/ 27 August 2021

Judicial Services Commission says why Western Cape Judge President must be impeached

Hlophe To Face Disciplinary Tribunal In September
Western Cape Judge President John Hlophe.

Western Cape Judge President John Hlophe compromised the independence of South Africa’s constitutional court when he approached judges Bess Nkabinde and Chris Jafta in 2008 to convince them to give rulings in favour of former president Jacob Zuma in two cases implicating him in corruption.

The Judicial Services Commission (JSC) said this on Wednesday, when it announced its acceptance of the Judicial Conduct Tribunal’s recommendation that Hlophe be impeached.

In April, the tribunal unanimously found Hlophe guilty of gross misconduct for telling the two constitutional court judges that “you are our last hope” to save Zuma from his legal troubles.

The tribunal, headed by retired Judge Loop Labuschagne, said Hlophe had breached section 165 of the Constitution by attempting to influence Jafta and Nkabinde to violate their oath of office.

Giving its reasons to uphold the tribunal’s recommendation, the JSC said: “The courts are independent and subject only to the Constitution and the law, which they must apply impartially and without fear, favour or prejudice.

“No person or organ of state may interfere with the functioning of the courts. Organs of state, through legislative and other measures, must assist and protect the courts to ensure the independence, impartiality, dignity, accessibility and effectiveness of the courts.”

On Thursday, the JSC delivered the majority and minority decisions in the matter to the parties involved and referred the matter to the National Assembly in terms of the relevant provisions of the Constitution and applicable legislation.

Stressing the independence of the courts, the JSC recalled an earlier  statement on judicial independence of the supreme court of appeal, which reads: “Any attempt by an outsider to improperly influence a pending judgment of a court constitutes a threat to the independence, impartiality, dignity and effectiveness of that court.”

The JSC said it was of the view that Hlophe knew of the relevant standards of judicial ethics.

Despite this knowledge, he continued to compromise the court’s independence in that he pursued a discussion with Nkabinde regarding the Zuma cases “knowing she had sat on the bench and judgment was still pending”, said the JSC. 

The JSC dismissed Hlophe’s justification of his conduct regarding Nkabinde and Jafta.

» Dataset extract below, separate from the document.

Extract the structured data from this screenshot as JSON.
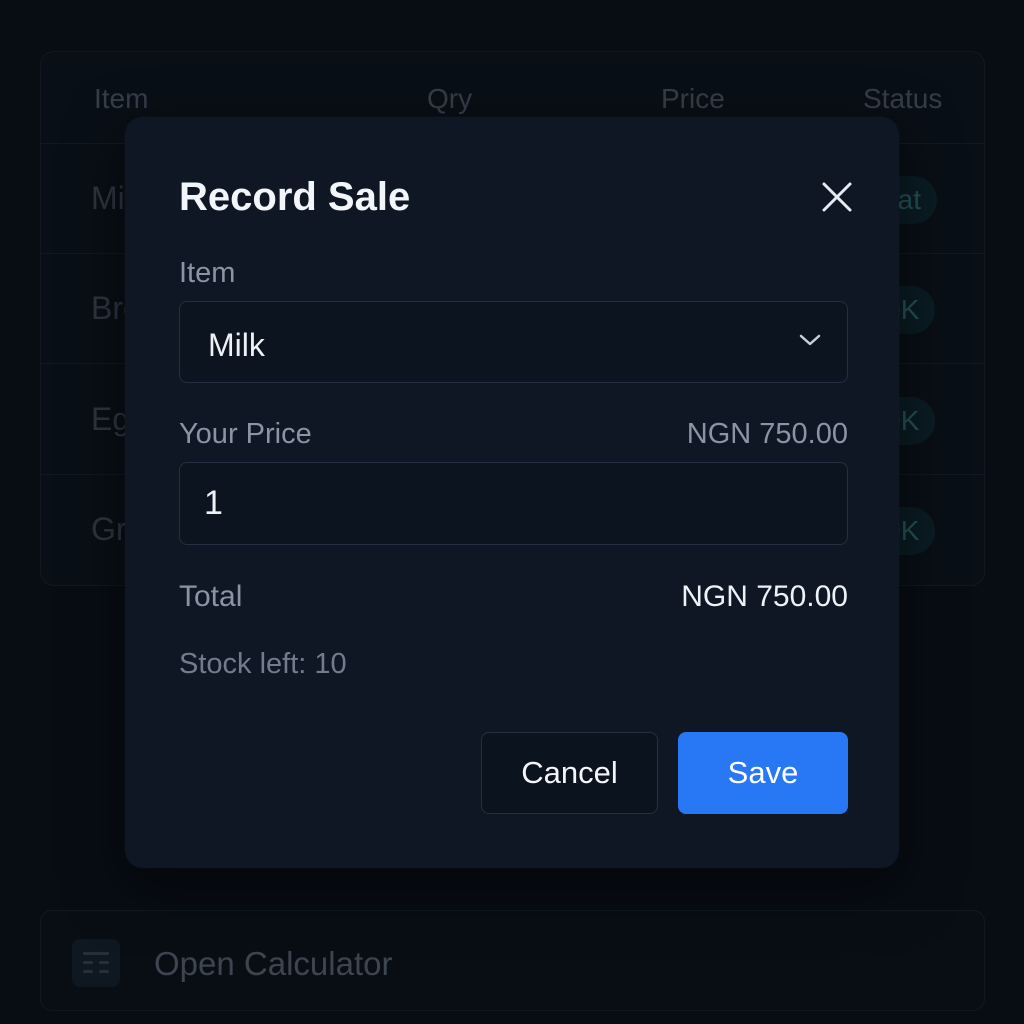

In his evidence, Hlophe argued that formal deliberations, as well as private consultations and debates among judges, are and must remain confidential.

The JSC found that Hlophe’s “insistence” that judges frequently discuss their matters “is no answer” and that the article from which he drew his argument could not be “plucked out of context and used to justify Judge President Hlophe’s conduct when the overwhelming, constitutionally-endorsed values of judicial independence and impartiality would  as a result be compromised”.

The JSC found that Hlophe’s conduct “rendered him guilty of gross misconduct as envisaged in section 177(1)(a) of the Constitution, in that he attempted to influence, improperly, justices Nkabinde and Jafta to decide matters that were then pending before the constitutional court in favour of particular litigants”.

The National Assembly will now vote on whether Hlophe should be removed from the bench.